Problem to work on: Count the lines of data below that include "cycorld". Provide only the number.

Information provided:
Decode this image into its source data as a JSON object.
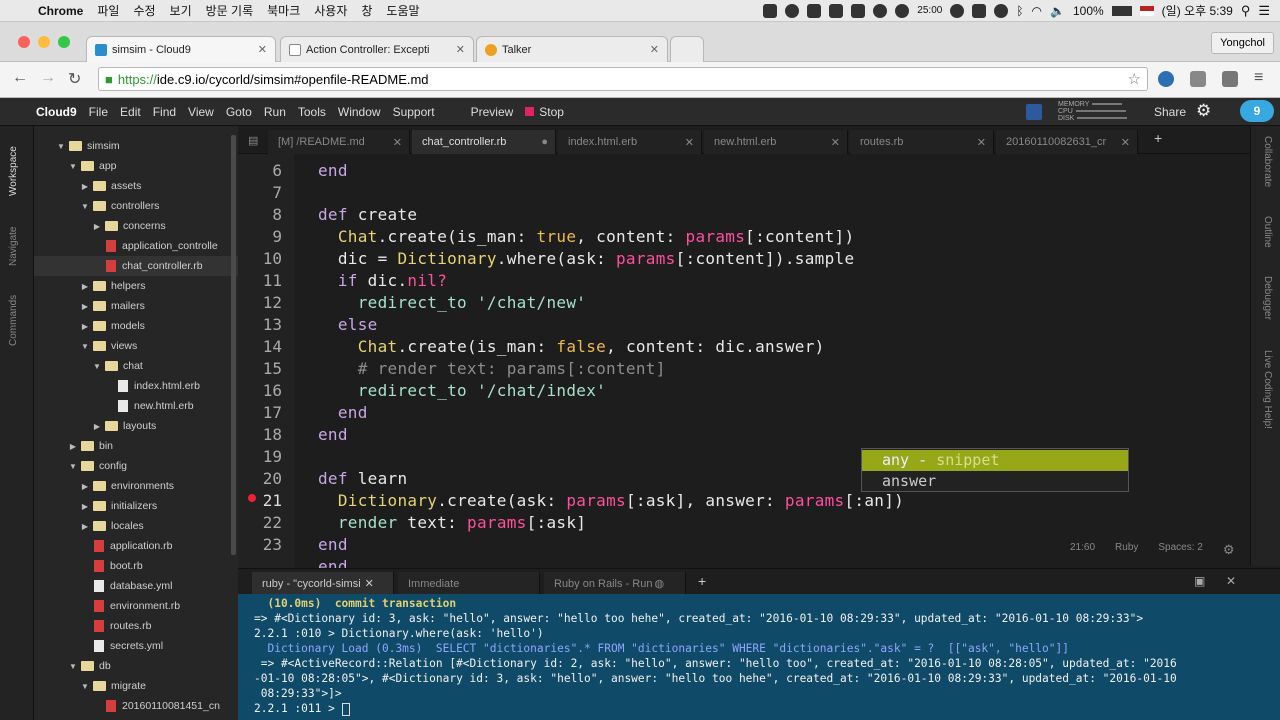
{
  "os_menubar": {
    "app": "Chrome",
    "items": [
      "파일",
      "수정",
      "보기",
      "방문 기록",
      "북마크",
      "사용자",
      "창",
      "도움말"
    ],
    "time_badge": "25:00",
    "battery": "100%",
    "datetime": "(일) 오후 5:39"
  },
  "browser": {
    "tabs": [
      {
        "title": "simsim - Cloud9",
        "active": true
      },
      {
        "title": "Action Controller: Excepti",
        "active": false
      },
      {
        "title": "Talker",
        "active": false
      }
    ],
    "profile": "Yongchol",
    "url_scheme": "https://",
    "url_rest": "ide.c9.io/cycorld/simsim#openfile-README.md"
  },
  "c9": {
    "logo": "Cloud9",
    "menu": [
      "File",
      "Edit",
      "Find",
      "View",
      "Goto",
      "Run",
      "Tools",
      "Window",
      "Support"
    ],
    "preview": "Preview",
    "stop": "Stop",
    "mem_labels": [
      "MEMORY",
      "CPU",
      "DISK"
    ],
    "share": "Share",
    "left_tabs": [
      "Workspace",
      "Navigate",
      "Commands"
    ],
    "right_tabs": [
      "Collaborate",
      "Outline",
      "Debugger",
      "Live Coding Help!"
    ]
  },
  "tree": [
    {
      "depth": 0,
      "type": "folder",
      "label": "simsim",
      "open": true
    },
    {
      "depth": 1,
      "type": "folder",
      "label": "app",
      "open": true
    },
    {
      "depth": 2,
      "type": "folder",
      "label": "assets",
      "open": false
    },
    {
      "depth": 2,
      "type": "folder",
      "label": "controllers",
      "open": true
    },
    {
      "depth": 3,
      "type": "folder",
      "label": "concerns",
      "open": false
    },
    {
      "depth": 3,
      "type": "rb",
      "label": "application_controlle"
    },
    {
      "depth": 3,
      "type": "rb",
      "label": "chat_controller.rb",
      "selected": true
    },
    {
      "depth": 2,
      "type": "folder",
      "label": "helpers",
      "open": false
    },
    {
      "depth": 2,
      "type": "folder",
      "label": "mailers",
      "open": false
    },
    {
      "depth": 2,
      "type": "folder",
      "label": "models",
      "open": false
    },
    {
      "depth": 2,
      "type": "folder",
      "label": "views",
      "open": true
    },
    {
      "depth": 3,
      "type": "folder",
      "label": "chat",
      "open": true
    },
    {
      "depth": 4,
      "type": "file",
      "label": "index.html.erb"
    },
    {
      "depth": 4,
      "type": "file",
      "label": "new.html.erb"
    },
    {
      "depth": 3,
      "type": "folder",
      "label": "layouts",
      "open": false
    },
    {
      "depth": 1,
      "type": "folder",
      "label": "bin",
      "open": false
    },
    {
      "depth": 1,
      "type": "folder",
      "label": "config",
      "open": true
    },
    {
      "depth": 2,
      "type": "folder",
      "label": "environments",
      "open": false
    },
    {
      "depth": 2,
      "type": "folder",
      "label": "initializers",
      "open": false
    },
    {
      "depth": 2,
      "type": "folder",
      "label": "locales",
      "open": false
    },
    {
      "depth": 2,
      "type": "rb",
      "label": "application.rb"
    },
    {
      "depth": 2,
      "type": "rb",
      "label": "boot.rb"
    },
    {
      "depth": 2,
      "type": "file",
      "label": "database.yml"
    },
    {
      "depth": 2,
      "type": "rb",
      "label": "environment.rb"
    },
    {
      "depth": 2,
      "type": "rb",
      "label": "routes.rb"
    },
    {
      "depth": 2,
      "type": "file",
      "label": "secrets.yml"
    },
    {
      "depth": 1,
      "type": "folder",
      "label": "db",
      "open": true
    },
    {
      "depth": 2,
      "type": "folder",
      "label": "migrate",
      "open": true
    },
    {
      "depth": 3,
      "type": "rb",
      "label": "20160110081451_cn"
    }
  ],
  "editor_tabs": [
    {
      "label": "[M] /README.md",
      "active": false
    },
    {
      "label": "chat_controller.rb",
      "active": true
    },
    {
      "label": "index.html.erb",
      "active": false
    },
    {
      "label": "new.html.erb",
      "active": false
    },
    {
      "label": "routes.rb",
      "active": false
    },
    {
      "label": "20160110082631_cr",
      "active": false
    }
  ],
  "code": {
    "line_numbers": [
      "6",
      "7",
      "8",
      "9",
      "10",
      "11",
      "12",
      "13",
      "14",
      "15",
      "16",
      "17",
      "18",
      "19",
      "20",
      "21",
      "22",
      "23"
    ],
    "error_line": "21"
  },
  "autocomplete": {
    "items": [
      {
        "text": "any",
        "meta": "snippet"
      },
      {
        "text": "answer",
        "meta": ""
      }
    ]
  },
  "editor_status": {
    "position": "21:60",
    "mode": "Ruby",
    "spaces": "Spaces: 2"
  },
  "console_tabs": [
    {
      "label": "ruby - \"cycorld-simsi",
      "active": true
    },
    {
      "label": "Immediate",
      "active": false
    },
    {
      "label": "Ruby on Rails - Run",
      "active": false
    }
  ],
  "console_lines": [
    "  (10.0ms)  commit transaction",
    "=> #<Dictionary id: 3, ask: \"hello\", answer: \"hello too hehe\", created_at: \"2016-01-10 08:29:33\", updated_at: \"2016-01-10 08:29:33\">",
    "2.2.1 :010 > Dictionary.where(ask: 'hello')",
    "  Dictionary Load (0.3ms)  SELECT \"dictionaries\".* FROM \"dictionaries\" WHERE \"dictionaries\".\"ask\" = ?  [[\"ask\", \"hello\"]]",
    " => #<ActiveRecord::Relation [#<Dictionary id: 2, ask: \"hello\", answer: \"hello too\", created_at: \"2016-01-10 08:28:05\", updated_at: \"2016",
    "-01-10 08:28:05\">, #<Dictionary id: 3, ask: \"hello\", answer: \"hello too hehe\", created_at: \"2016-01-10 08:29:33\", updated_at: \"2016-01-10",
    " 08:29:33\">]>",
    "2.2.1 :011 > "
  ]
}
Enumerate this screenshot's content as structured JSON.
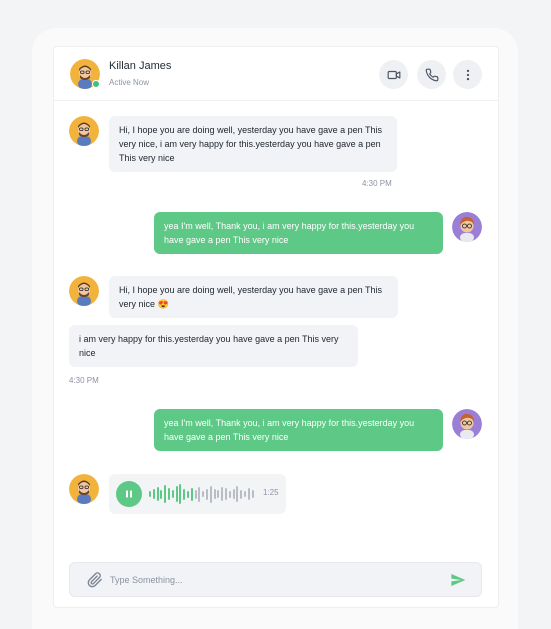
{
  "contact": {
    "name": "Killan James",
    "status": "Active Now"
  },
  "colors": {
    "accent": "#5ec886",
    "incoming_bg": "#f1f3f6",
    "online": "#3fc17a"
  },
  "header_actions": [
    "video-call-icon",
    "phone-call-icon",
    "more-options-icon"
  ],
  "messages": {
    "m1": {
      "text": "Hi, I hope you are doing well, yesterday you have gave a pen This very nice, i am very happy for this.yesterday you have gave a pen This very nice",
      "time": "4:30 PM"
    },
    "m2": {
      "text": "yea I'm well, Thank you, i am very happy for this.yesterday you have gave a pen This very nice"
    },
    "m3": {
      "text": "Hi, I hope you are doing well, yesterday you have gave a pen This very nice 😍"
    },
    "m4": {
      "text": "i am very happy for this.yesterday you have gave a pen This very nice",
      "time": "4:30 PM"
    },
    "m5": {
      "text": "yea I'm well, Thank you, i am very happy for this.yesterday you have gave a pen This very nice"
    },
    "voice": {
      "duration": "1:25",
      "state_icon": "pause-icon"
    }
  },
  "composer": {
    "placeholder": "Type Something...",
    "value": ""
  }
}
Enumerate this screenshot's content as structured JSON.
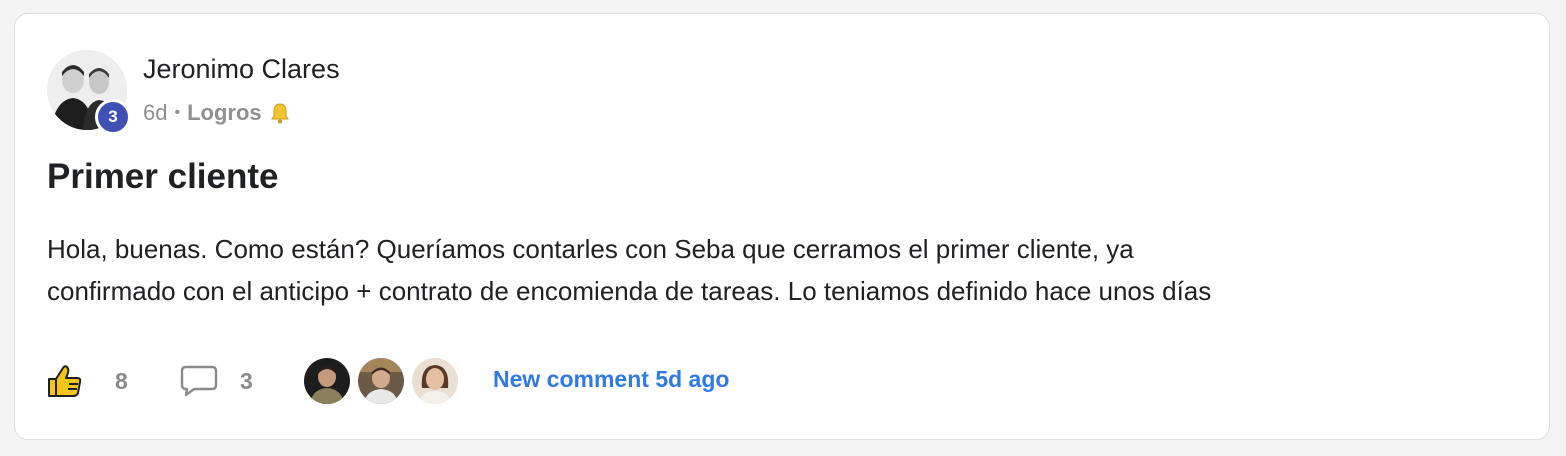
{
  "post": {
    "author_name": "Jeronimo Clares",
    "author_level": "3",
    "time_ago": "6d",
    "separator": "•",
    "category": "Logros",
    "title": "Primer cliente",
    "body_lines": [
      "Hola, buenas. Como están? Queríamos contarles con Seba que cerramos el primer cliente, ya",
      "confirmado con el anticipo + contrato de encomienda de tareas. Lo teniamos definido hace unos días"
    ],
    "likes_count": "8",
    "comments_count": "3",
    "new_comment_text": "New comment 5d ago",
    "icons": {
      "like": "thumbs-up-icon",
      "comment": "comment-bubble-icon",
      "category": "bell-icon"
    },
    "colors": {
      "accent_link": "#2f7ae5",
      "level_badge": "#3f51b5",
      "muted_text": "#909090"
    }
  }
}
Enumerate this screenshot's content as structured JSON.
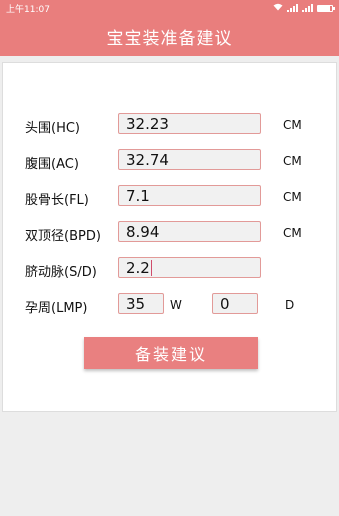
{
  "status_bar": {
    "time": "上午11:07",
    "battery_level": 0.85
  },
  "header": {
    "title": "宝宝装准备建议"
  },
  "form": {
    "rows": [
      {
        "label": "头围(HC)",
        "value": "32.23",
        "unit": "CM"
      },
      {
        "label": "腹围(AC)",
        "value": "32.74",
        "unit": "CM"
      },
      {
        "label": "股骨长(FL)",
        "value": "7.1",
        "unit": "CM"
      },
      {
        "label": "双顶径(BPD)",
        "value": "8.94",
        "unit": "CM"
      },
      {
        "label": "脐动脉(S/D)",
        "value": "2.2",
        "unit": ""
      }
    ],
    "lmp": {
      "label": "孕周(LMP)",
      "weeks_value": "35",
      "weeks_unit": "W",
      "days_value": "0",
      "days_unit": "D"
    },
    "submit_label": "备装建议"
  }
}
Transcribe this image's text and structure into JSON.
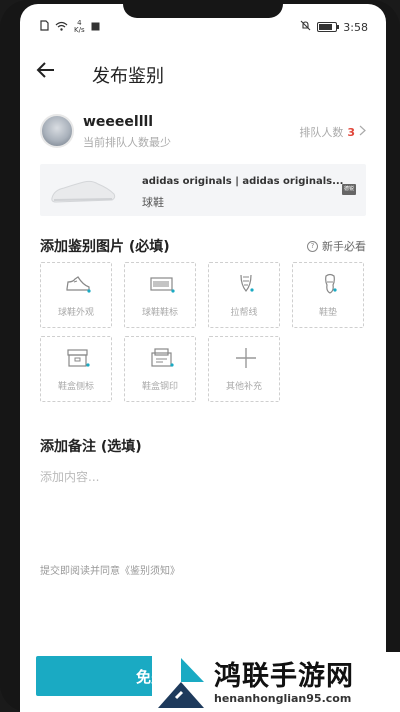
{
  "status_bar": {
    "speed_top": "4",
    "speed_unit": "K/s",
    "time": "3:58",
    "battery_level": 0.8
  },
  "nav": {
    "title": "发布鉴别"
  },
  "user": {
    "name": "weeeellll",
    "subtitle": "当前排队人数最少",
    "queue_label": "排队人数",
    "queue_count": "3"
  },
  "product": {
    "brand": "adidas originals | adidas originals...",
    "category": "球鞋",
    "tag": "德锐"
  },
  "photos": {
    "title": "添加鉴别图片 (必填)",
    "help": "新手必看",
    "tiles": [
      {
        "label": "球鞋外观",
        "icon": "sneaker-icon"
      },
      {
        "label": "球鞋鞋标",
        "icon": "barcode-label-icon"
      },
      {
        "label": "拉帮线",
        "icon": "stitch-line-icon"
      },
      {
        "label": "鞋垫",
        "icon": "insole-icon"
      },
      {
        "label": "鞋盒侧标",
        "icon": "shoebox-side-icon"
      },
      {
        "label": "鞋盒钢印",
        "icon": "shoebox-stamp-icon"
      },
      {
        "label": "其他补充",
        "icon": "plus-icon"
      }
    ]
  },
  "remark": {
    "title": "添加备注 (选填)",
    "placeholder": "添加内容..."
  },
  "agreement": "提交即阅读并同意《鉴别须知》",
  "submit": {
    "label": "免费"
  },
  "watermark": {
    "title": "鸿联手游网",
    "url": "henanhonglian95.com"
  },
  "colors": {
    "accent": "#1aaac3",
    "queue_count": "#e0463a"
  }
}
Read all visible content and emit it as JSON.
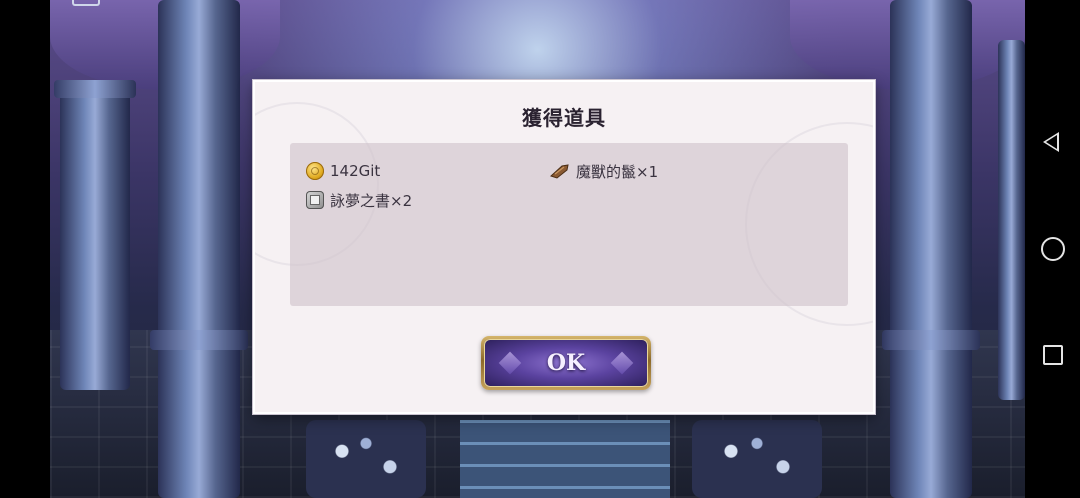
{
  "dialog": {
    "title": "獲得道具",
    "items": [
      {
        "icon": "coin-icon",
        "label": "142Git"
      },
      {
        "icon": "hair-icon",
        "label": "魔獸的鬣×1"
      },
      {
        "icon": "book-icon",
        "label": "詠夢之書×2"
      }
    ],
    "ok_label": "OK"
  },
  "nav_bar": {
    "buttons": [
      "back-icon",
      "home-icon",
      "recents-icon"
    ]
  },
  "colors": {
    "dialog_bg": "#f6f1f3",
    "panel_bg": "#cdbfc8",
    "button_gold": "#c6a25a",
    "button_purple": "#5b43a0"
  }
}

Problem solution: 2